In 2017, we have found ourselves saying things like "men are trash" and "me too" more than ever – and with decent reason. Overwhelmingly, it would be fair to think that men might actually be trash. Facebook disagrees. After being banned from Facebook for hate speech 10 separate times for posting things along the line of fair comments like "men are the worst", comedian Kayla Avery, started facebookjailed.com; a site where people can tell their story for why they were banned, and also exposing legitimate hate speech that is allowed to continue on the platform.
There have been a lot of women banned for expressing their frustration at men or for sharing their stories in the wake of the #MeToo campaign, with comedians like Marcia Belsky being suspended for commenting "men are scum" underneath a friend's post about her sexual assault. A Facebook spokesperson said "we understand how important it is for victims of harassment to be able to share their stories and for people to express anger and opinions about harassment – we allow those discussions on Facebook. We draw the line when people attack others simply on the basis of their gender".

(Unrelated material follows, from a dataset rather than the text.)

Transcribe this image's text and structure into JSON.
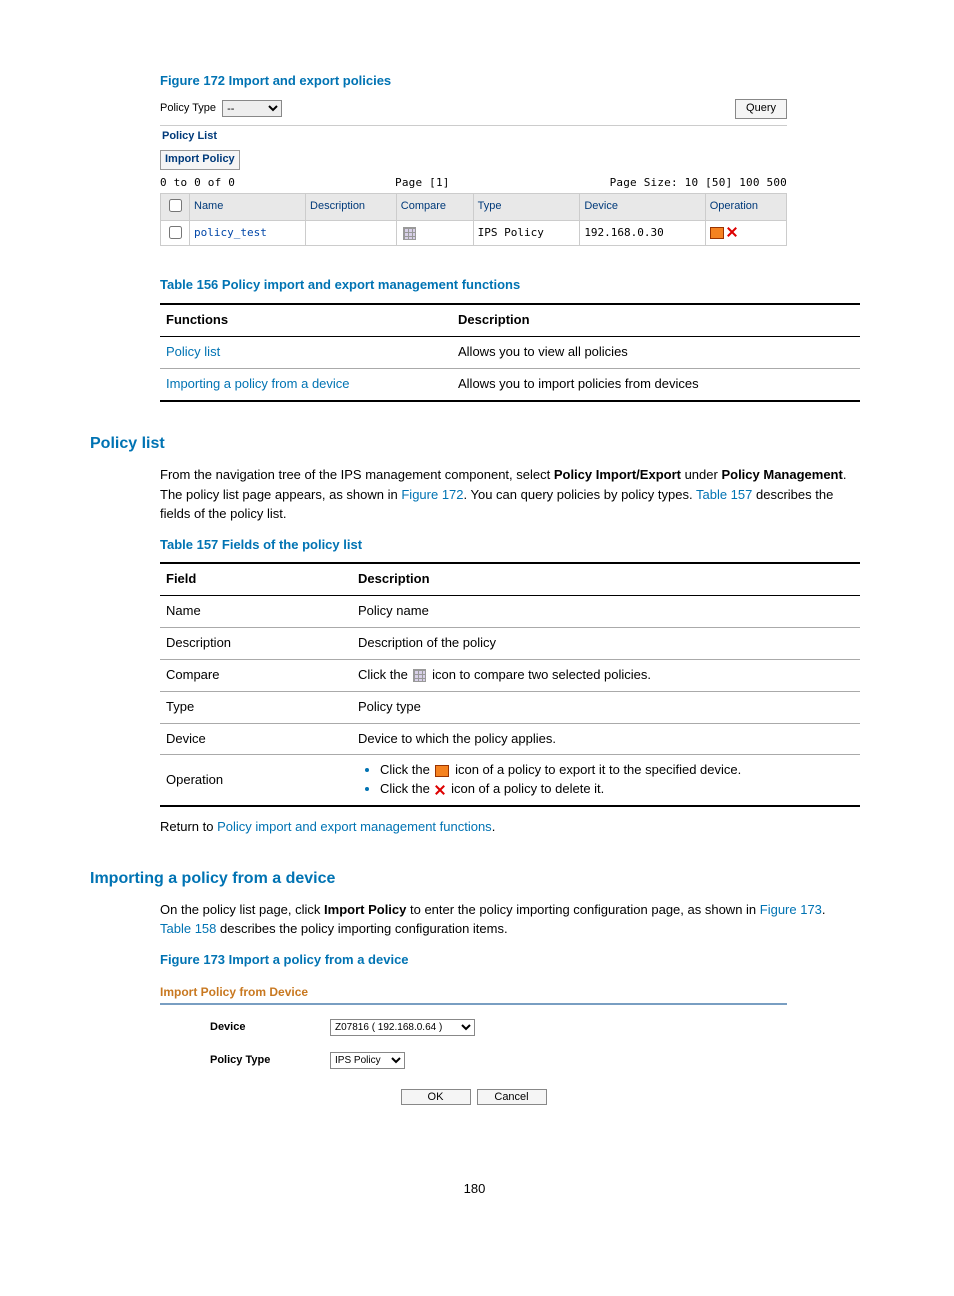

That is where facebookjailed.com comes in. It has found a double standard – where Facebook vows to protect people who are being attacked for their race, gender or sexuality, facebookjailed found that users posting threads of lynching; personal attacks on woman and "women are scum" have all escaped being banned from Facebook. There has also been found that posts about activism, democracy and protesting have been banned, while supremacists do get people banned. The fact that Facebook considers women saying “men are trash” in response to stories of sexual assault or hate speech is troubling too. In light of recent events, a widespread fear and even dislike of men at large is to be expected.
The context is important too. When we hear about someone being sexually assaulted and say "men are trash", maybe we do not actually entirely mean it. In all fairness, if you look at some of your close friends that are men, there are a lot of men out there that are not trash. But “toxic masculinity is dangerous and some men abuse their power to assault vulnerable people – some are OK though!” just isn’t as cathartic or easy.
For women to express their discomfort over or with men who are, bear in mind for the most part, more privileged and powerful than them, so “hate speech” is a questionable term to use here. With something as throwaway and inoffensive as “men suck” and to then be banned from Facebook entirely is nothing short of censorship. And in the current news cycle, you can understand why a woman might be frustrated, or want to fight for their rights. There’s a lot worse we could say right now, trust me.
Kayla has told an online source that she has been banned multiple times from Facebook, but the most recent reason was for her posting "white dudes are the worst". She believes that once your account is flagged, Facebook is more likely to take notice of any future posts they may disagree with.
The idea for the site came to mind after Kayla met some other women who have been banned, because "I knew if it was happening to us and people of colour, especially anyone associated with Black Lives Matter, then there were countless others out there needing to get their voices heard".
Kayla also said that "it’s no secret that Silicon Valley is very white and very male", adding that Uber whistleblower, Susan Fowler’s, recent experience and the leaked Google memo “shed light on what many women already know, that the tech industry is very misogynistic". She added that Facebook does not give out any information on the demographics of the majority of its staff, but that they do deem white men as a “protected class”.
It would come as no surprise if the majority were almost all white men – hence the silencing of women while hate speech and fake news continue to circulate. These bans and Facebook’s double standard when it comes to protecting women and people of colour against hate speech are troubling; especially considering that it was recently discovered that Facebook’s censorship rules protect white men over black children. Sites and protests like these will expose that hypocrisy, and hopefully, in some way, it may change.